|Description||Registration||Lectures||Tools and tutorials||Exercises|
Be careful for week 8, the course will be given (7th of November 2017 from 8:00 to 10:00 am at Amphimax 351) as well as all exercise sessions.
Computational thinking can be defined as an approach for encompassing the thought processes involved in formulating problems and expressing their solutions in such a way that a computer can execute them. Such solutions are expressed in terms of algorithms, which are in turn written in some programming language compiled and executed on computing devices, e.g, a desktop computer, a data centre server, a tablet, a smartphone, etc.
While this approach is essential for software development, its scope goes far beyond programming. Just like math is not only useful to mathematicians, computational thinking and algorithmic principles are applicable to everyone, not just computer scientists, and can be used to support problem solving across all the disciplines.
This approach includes a number of characteristics, such as breaking down problems into smaller parts (modularisation), developing step-by-step instructions for solving problems (algorithms), observing regularities in data (pattern recognition), mastering various levels of abstractions (encapsulation), dealing with complexity and open-ended problems, etc.
In this course, you will learn and exercise computational thinking by studying and solving typical computational problems, both from an algorithmic viewpoint (concepts) and from a programming viewpoint (practice). You will also learn how to navigate from high-level concepts, such as iteration, recursion, higher-order functions, objects and classes, to their practical implementation in terms of memory and computer architecture.
- algorithms and their complexity,
- computers and their intrinsic limits,
- programming languages and their expressiveness,
- software architectures and their modularity.
The course is given in French but most of the course written material is in English.
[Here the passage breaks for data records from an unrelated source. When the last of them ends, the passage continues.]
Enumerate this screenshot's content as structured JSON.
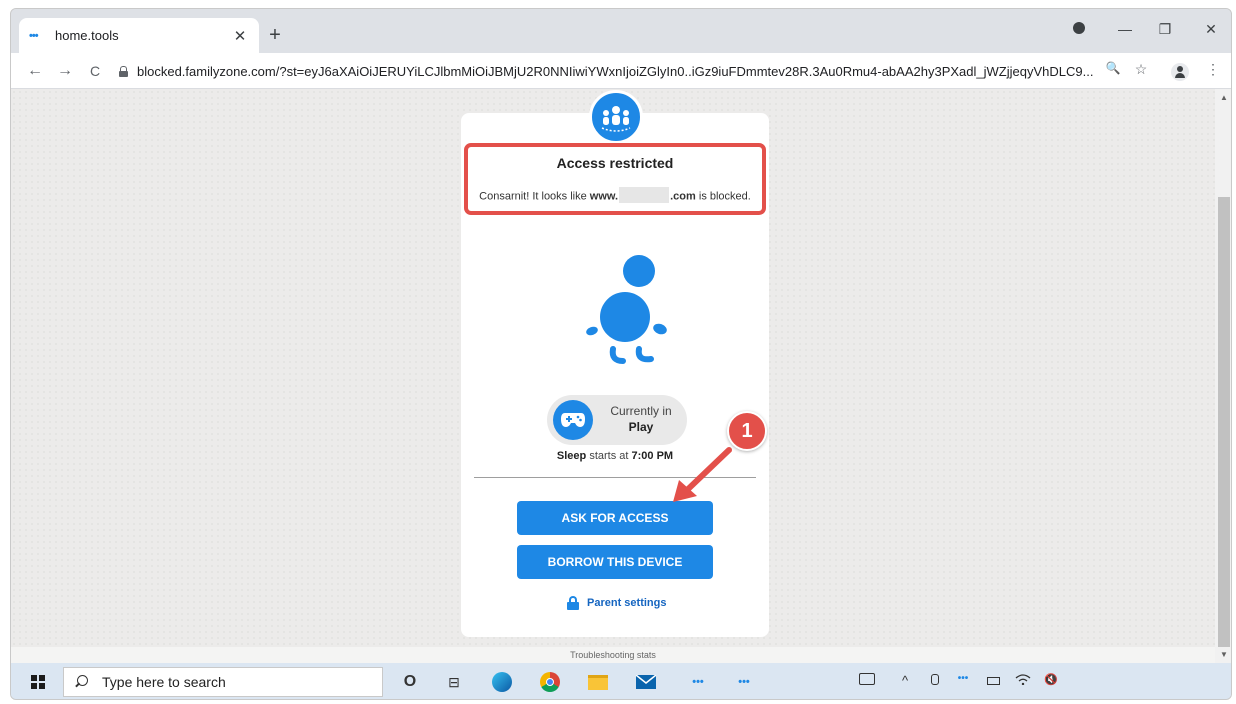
{
  "browser": {
    "tab_title": "home.tools",
    "tab_close": "✕",
    "new_tab": "+",
    "url": "blocked.familyzone.com/?st=eyJ6aXAiOiJERUYiLCJlbmMiOiJBMjU2R0NNIiwiYWxnIjoiZGlyIn0..iGz9iuFDmmtev28R.3Au0Rmu4-abAA2hy3PXadl_jWZjjeqyVhDLC9...",
    "controls": {
      "minimize": "—",
      "restore": "❐",
      "close": "✕"
    },
    "nav": {
      "back": "←",
      "forward": "→",
      "reload": "C"
    },
    "toolbar_icons": {
      "zoom": "🔍",
      "bookmark": "☆",
      "menu": "⋮"
    }
  },
  "page": {
    "title": "Access restricted",
    "blocked_prefix": "Consarnit! It looks like ",
    "blocked_domain_start": "www.",
    "blocked_domain_end": ".com",
    "blocked_suffix": " is blocked.",
    "mode_label": "Currently in",
    "mode_value": "Play",
    "sleep_label": "Sleep",
    "sleep_text": " starts at ",
    "sleep_time": "7:00 PM",
    "ask_button": "ASK FOR ACCESS",
    "borrow_button": "BORROW THIS DEVICE",
    "parent_settings": "Parent settings",
    "troubleshooting": "Troubleshooting stats",
    "annotation_number": "1"
  },
  "taskbar": {
    "search_placeholder": "Type here to search",
    "cortana": "O",
    "task_view": "⊟",
    "tray_chevron": "^",
    "volume": "🔇"
  },
  "colors": {
    "brand": "#1e88e5",
    "annotation": "#e3504a"
  }
}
Moreover, English-speaking students can ask their questions in English and will be answered in English. The Course starts sharp at 8:00 A.M. The Course will be managed through this website including course material distribution, coordination and updates. However, you need to register on the Moodle page for administrative requirements.
- Les cours ont lieu dans la salle 351 (Amphimax): Mardi, de 8:00 à 10:00
- Séances d’exercices:
- 3ème année de Bachelor à HEC Lausanne: les exercices ont lieu dans la salle 143 à Internef (localisation): Jeudi, de 8:30 à 10:00
- 1ère année de Bachelor en Science Forensiques: les exercices ont lieu dans les salles 140-146 à Amphipôle (localisation140, localisation146) les après-midis indiqués dans le calendrier ci-dessous
- Liens utiles: slides et exercices
- Forum Moodle: http://moodle.unil.ch/course/view.php?id=9400 (clé: act20172018)
- Liens utiles: python + scala + swift
- Assistants: Miléna Engelhard, Jean-Marc Du, Yannick Patschke, Nomeny Ramamonjisoa, Xavier Burri, Adrien Vincart, Francesco Servida et Arnaud Gerosa
- Assistants principaux: Vaibhav Kulkarni et Arielle Moro
- Lectures will take place in room 351 (Amphimax): Tuesday, from 8:00 à 10:00
- Exercise sessions:
- HEC Lausanne third year Bachelor Students: they will take place in room 143 at Internef (location): Thursday, from 8:30 à 10:00
- Forensic Science first year Bachelor: they will take place in rooms 140-146 at Amphipôle (location140, location146) according to the group repartition (please check the calendar given below)
- Course material: slides and exercises
- Useful sites: python + scala + swift
- Moodle forum: http://moodle.unil.ch/course/view.php?id=9400 (clé: act20172018)
- Teaching assistants: Miléna Engelhard, Jean-Marc Du, Yannick Patschke, Nomeny Ramamonjisoa, Xavier Burri, Adrien Vincart, Francesco Servida and Arnaud Gerosa
- Senior assistants: Vaibhav Kulkarni and Arielle Moro